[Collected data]
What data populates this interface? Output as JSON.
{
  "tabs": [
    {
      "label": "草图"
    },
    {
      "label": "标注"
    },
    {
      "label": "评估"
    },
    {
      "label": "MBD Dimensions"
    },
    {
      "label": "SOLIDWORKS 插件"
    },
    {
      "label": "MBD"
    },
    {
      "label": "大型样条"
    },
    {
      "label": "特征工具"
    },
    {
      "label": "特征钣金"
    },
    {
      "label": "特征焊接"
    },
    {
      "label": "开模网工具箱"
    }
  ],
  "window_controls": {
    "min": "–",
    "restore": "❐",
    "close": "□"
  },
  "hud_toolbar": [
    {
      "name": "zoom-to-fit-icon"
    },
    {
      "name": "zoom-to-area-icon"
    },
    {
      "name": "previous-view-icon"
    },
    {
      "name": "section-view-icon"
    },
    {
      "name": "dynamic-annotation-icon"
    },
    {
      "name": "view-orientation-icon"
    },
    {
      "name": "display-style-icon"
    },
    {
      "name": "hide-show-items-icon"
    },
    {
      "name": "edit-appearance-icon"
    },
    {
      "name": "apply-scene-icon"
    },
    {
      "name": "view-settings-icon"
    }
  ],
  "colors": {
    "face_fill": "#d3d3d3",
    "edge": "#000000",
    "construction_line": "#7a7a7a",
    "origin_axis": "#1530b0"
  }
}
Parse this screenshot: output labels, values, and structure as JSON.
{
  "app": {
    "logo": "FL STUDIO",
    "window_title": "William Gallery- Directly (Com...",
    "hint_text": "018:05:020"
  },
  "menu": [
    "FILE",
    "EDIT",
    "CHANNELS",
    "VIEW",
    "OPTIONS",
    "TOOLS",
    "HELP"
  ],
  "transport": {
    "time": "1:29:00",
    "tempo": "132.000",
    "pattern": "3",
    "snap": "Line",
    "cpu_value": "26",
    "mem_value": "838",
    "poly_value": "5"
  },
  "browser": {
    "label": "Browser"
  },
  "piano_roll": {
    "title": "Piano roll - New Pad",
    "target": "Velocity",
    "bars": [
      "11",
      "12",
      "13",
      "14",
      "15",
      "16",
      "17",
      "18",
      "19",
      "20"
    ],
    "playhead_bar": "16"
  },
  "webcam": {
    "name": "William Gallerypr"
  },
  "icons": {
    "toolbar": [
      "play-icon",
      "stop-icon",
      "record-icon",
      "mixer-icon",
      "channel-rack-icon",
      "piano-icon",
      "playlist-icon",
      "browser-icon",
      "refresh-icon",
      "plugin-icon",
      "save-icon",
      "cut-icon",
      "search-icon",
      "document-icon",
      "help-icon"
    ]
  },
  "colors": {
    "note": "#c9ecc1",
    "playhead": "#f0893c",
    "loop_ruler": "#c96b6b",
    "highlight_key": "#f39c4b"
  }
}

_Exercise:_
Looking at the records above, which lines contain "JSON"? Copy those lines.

_Result of this task:_
What data populates this interface? Output as JSON.
Parse this screenshot: output labels, values, and structure as JSON.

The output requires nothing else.